Reference

The surprising thing is, people throughout history, and before, lived longer than is often depicted.

From the 1500s till around 1800, life expectancy throughout Europe hovered between 30 and 40 years of age, then the 20th century, life expectancy rose from 49.2 to 80.3 years.

The surprise is, throughout history and as long as far back as we can know, a full lifespan has always been around 70 years or longer. The biggest change has not the length of a human lifespan, but instead, the dramatic increase in percentage of people who get to enjoy that lifespan.

For the environment, our peak population will be a nightmare. This page explores alternatives for the future of population, and the possibility that the current peak population will be the last time there are ever this many humans on Earth.

When you look around, it is clear all other complex organisms on Earth have, and can maintain, an 'optimum population' level for their environment, yet there is a common perception that humanity is an exception, and seem to experience continual population growth.

This is an exploration of how optimum populations are reached, and critically are maintained naturally without overpopulation, and the implications for humanity.

Timeline
Topics and Subtopics.
All: Population and Overpopulation

The surprising reality of increased human life expectancy.

The surprising thing is, people throughout history, and before, lived longer than is often depicted.

From the 1500s till around 1800, life expectancy throughout Europe hovered between 30 and 40 years of age, then the 20th century, life expectancy rose from 49.2 to 80.3 years.

The surprise is, throughout history and as long as far back as we can know, a full lifespan has always been around 70 years or longer. The biggest change has not the length of a human lifespan, but instead, the dramatic increase in percentage of people who get to enjoy that lifespan.

Read More »

Peak Population: We May Never Return.

For the environment, our peak population will be a nightmare. This page explores alternatives for the future of population, and the possibility that the current peak population will be the last time there are ever this many humans on Earth.

Read More »

Optimum Population: The Answer To The Population Puzzle?

When you look around, it is clear all other complex organisms on Earth have, and can maintain, an ‘optimum population’ level for their environment, yet there is a common perception that humanity is an exception, and seem to experience continual population growth.

This is an exploration of how optimum populations are reached, and critically are maintained naturally without overpopulation, and the implications for humanity.

Read More »

My Journey To Understanding Population.

Population is a complex area. To arrive at my current point of understanding, it took me a number of light bulb moments over the years since 2013, with many realisations shattering some of my previous beliefs, and sometimes taking years to be ready to take the next step.

Here is a recap of my journey, and if you can move quickly from step to step, then you can absorb information faster than I can, but perhaps this information will inspire others on their own journey.

Read More »

Population Explosion: What happened to get to 8 Billion people?

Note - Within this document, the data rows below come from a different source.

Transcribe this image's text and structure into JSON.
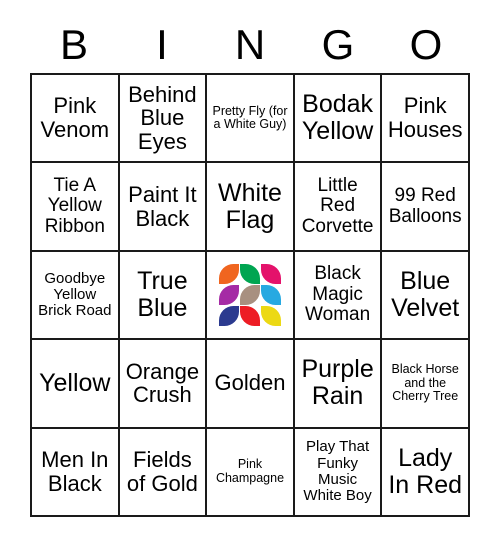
{
  "header": {
    "letters": [
      "B",
      "I",
      "N",
      "G",
      "O"
    ]
  },
  "grid": {
    "rows": [
      [
        {
          "text": "Pink Venom",
          "size": "lg"
        },
        {
          "text": "Behind Blue Eyes",
          "size": "lg"
        },
        {
          "text": "Pretty Fly (for a White Guy)",
          "size": "xs"
        },
        {
          "text": "Bodak Yellow",
          "size": "xl"
        },
        {
          "text": "Pink Houses",
          "size": "lg"
        }
      ],
      [
        {
          "text": "Tie A Yellow Ribbon",
          "size": "md"
        },
        {
          "text": "Paint It Black",
          "size": "lg"
        },
        {
          "text": "White Flag",
          "size": "xl"
        },
        {
          "text": "Little Red Corvette",
          "size": "md"
        },
        {
          "text": "99 Red Balloons",
          "size": "md"
        }
      ],
      [
        {
          "text": "Goodbye Yellow Brick Road",
          "size": "sm"
        },
        {
          "text": "True Blue",
          "size": "xl"
        },
        {
          "text": "",
          "size": "md",
          "free_space": true
        },
        {
          "text": "Black Magic Woman",
          "size": "md"
        },
        {
          "text": "Blue Velvet",
          "size": "xl"
        }
      ],
      [
        {
          "text": "Yellow",
          "size": "xl"
        },
        {
          "text": "Orange Crush",
          "size": "lg"
        },
        {
          "text": "Golden",
          "size": "lg"
        },
        {
          "text": "Purple Rain",
          "size": "xl"
        },
        {
          "text": "Black Horse and the Cherry Tree",
          "size": "xs"
        }
      ],
      [
        {
          "text": "Men In Black",
          "size": "lg"
        },
        {
          "text": "Fields of Gold",
          "size": "lg"
        },
        {
          "text": "Pink Champagne",
          "size": "xs"
        },
        {
          "text": "Play That Funky Music White Boy",
          "size": "sm"
        },
        {
          "text": "Lady In Red",
          "size": "xl"
        }
      ]
    ]
  },
  "free_space_logo": {
    "name": "free-space-logo",
    "tiles": [
      {
        "color": "#f0651f",
        "shape": "leaf-a"
      },
      {
        "color": "#00a551",
        "shape": "leaf-b"
      },
      {
        "color": "#e4126b",
        "shape": "leaf-b"
      },
      {
        "color": "#a52ba5",
        "shape": "leaf-a"
      },
      {
        "color": "#a89080",
        "shape": "leaf-a"
      },
      {
        "color": "#27a9e1",
        "shape": "leaf-b"
      },
      {
        "color": "#2b3a8f",
        "shape": "leaf-a"
      },
      {
        "color": "#ed1c24",
        "shape": "leaf-b"
      },
      {
        "color": "#ecd914",
        "shape": "leaf-b"
      }
    ]
  },
  "colors": {
    "border": "#1a1a1a",
    "text": "#000000",
    "background": "#ffffff"
  }
}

Humanity has just experienced a population explosion. Whether you believe we are overpopulated or not, the facts are that we have had a population explosion. A period of population growth that peaked at rate over 100x accelerated above the average over human history. Why? Not because of more food, the industrial revolution, or improved farming or access to fossil fuel, but due to modern medicine.

Read More »